Pathway 4: Self-Direction in Virtual Environments

There are few safe havens remaining for those who assume that the need for learning ends at the schoolhouse door. In addition to contributing to the need for life-long learning, technology can also provide support for learners in ways that ten years ago were unimaginable. Access to knowledge resources, opportunities for collaboration, on-line courses and just-in-time learning environments have caused an exponential growth in the resources that are available to support self-directed learning. For the learner who has internalized the processes that support self-directed learning, this profusion of resources makes learning more readily available today than at any time in history.

Life in a global, networked, and digital society requires students to develop digital fluency across a broad range of digital tools, devices, software, web resources and applications, along with a deep understanding of the purpose and functionality of each.
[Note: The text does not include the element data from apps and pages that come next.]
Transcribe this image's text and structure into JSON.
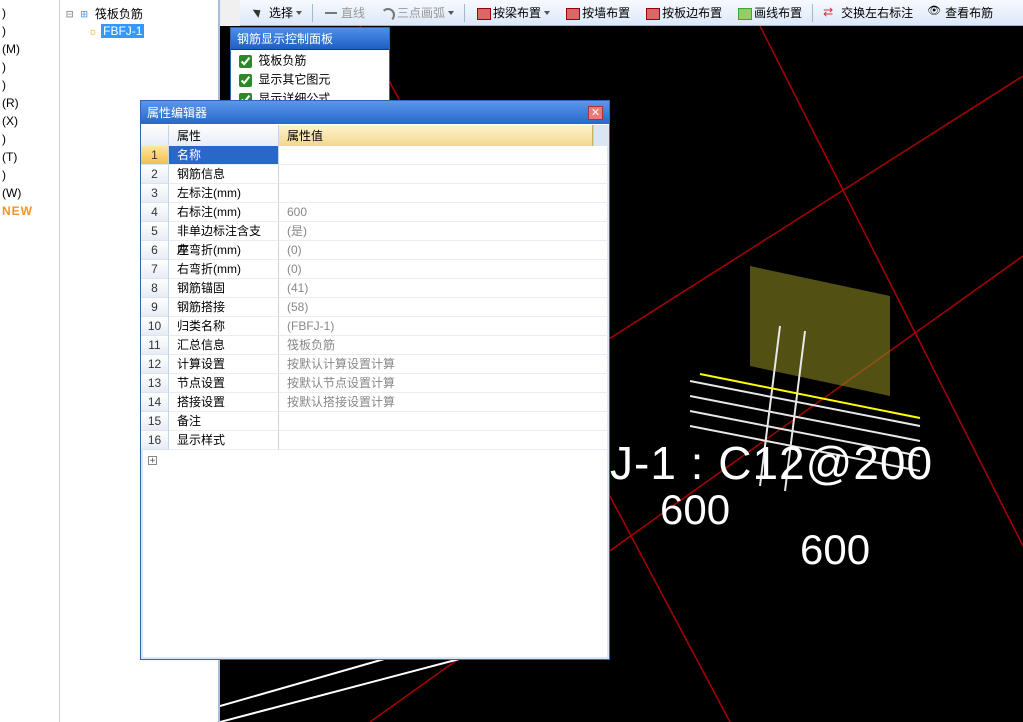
{
  "toolbar": {
    "select": "选择",
    "line": "直线",
    "arc": "三点画弧",
    "beam": "按梁布置",
    "wall": "按墙布置",
    "slab": "按板边布置",
    "drawline": "画线布置",
    "swap": "交换左右标注",
    "view": "查看布筋"
  },
  "stub": {
    "items": [
      "",
      "",
      ")",
      ")",
      "(M)",
      ")",
      ")",
      "(R)",
      "(X)",
      ")",
      "(T)",
      ")",
      "",
      "(W)",
      ""
    ],
    "new": "NEW"
  },
  "tree": {
    "root": "筏板负筋",
    "leaf": "FBFJ-1"
  },
  "controlPanel": {
    "title": "钢筋显示控制面板",
    "items": [
      {
        "label": "筏板负筋",
        "checked": true
      },
      {
        "label": "显示其它图元",
        "checked": true
      },
      {
        "label": "显示详细公式",
        "checked": true
      }
    ]
  },
  "propertyEditor": {
    "title": "属性编辑器",
    "headerName": "属性",
    "headerValue": "属性值",
    "rows": [
      {
        "idx": "1",
        "name": "名称",
        "value": "",
        "selected": true
      },
      {
        "idx": "2",
        "name": "钢筋信息",
        "value": ""
      },
      {
        "idx": "3",
        "name": "左标注(mm)",
        "value": ""
      },
      {
        "idx": "4",
        "name": "右标注(mm)",
        "value": "600"
      },
      {
        "idx": "5",
        "name": "非单边标注含支座",
        "value": "(是)"
      },
      {
        "idx": "6",
        "name": "左弯折(mm)",
        "value": "(0)"
      },
      {
        "idx": "7",
        "name": "右弯折(mm)",
        "value": "(0)"
      },
      {
        "idx": "8",
        "name": "钢筋锚固",
        "value": "(41)"
      },
      {
        "idx": "9",
        "name": "钢筋搭接",
        "value": "(58)"
      },
      {
        "idx": "10",
        "name": "归类名称",
        "value": "(FBFJ-1)"
      },
      {
        "idx": "11",
        "name": "汇总信息",
        "value": "筏板负筋"
      },
      {
        "idx": "12",
        "name": "计算设置",
        "value": "按默认计算设置计算"
      },
      {
        "idx": "13",
        "name": "节点设置",
        "value": "按默认节点设置计算"
      },
      {
        "idx": "14",
        "name": "搭接设置",
        "value": "按默认搭接设置计算"
      },
      {
        "idx": "15",
        "name": "备注",
        "value": ""
      },
      {
        "idx": "16",
        "name": "显示样式",
        "value": "",
        "expander": true
      }
    ]
  },
  "canvas": {
    "mainLabel": "J-1 : C12@200",
    "dimA": "600",
    "dimB": "600"
  }
}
The breadth and depth of this digital set of competencies will develop over time, with students slowly building mastery in the use and application of each genre of digital competency, while continuously expanding that set of digital competencies with emerging technologies. 

When we layer self-direction with today‚Äôs digital learning tools, we see connections and opportunities to support and encourage self-direction when teaching virtually or from a distance. The following are strategies that are specific to developing self-direction in virtual learning environments. 

  1. Social Reinforcement (morning messages, balance of control and responsibility, individual responsibility and collective contribution)
  2. Sustained Motivation (strategic, surface, deep learning) 
  3. Progress monitoring (pre-assess, check for understanding, demonstrations of understanding) 
  4. Active Engagement (Social emotional, cognitive, behavioral) – active questioning, personal reflection, continuous feedback, goal setting (and monitoring) 
  5. Help seeking environment (flexibility for students who are off site, family needs and schedules, multiple breakout rooms or virtual meeting spaces etc.) 
  6. Choice/Voice/Agency (establishing individual priorities, flexibility)
  7. Continuous Feedback and Evaluation of Design/Facilitation Expectations for community of learning support (peer-to-peer, facilitator to student) 
  8. Inclusion of self-direction strategies (self-management, self-monitoring, and motivation)
  9. Personalized learning (balance of content, process, and product)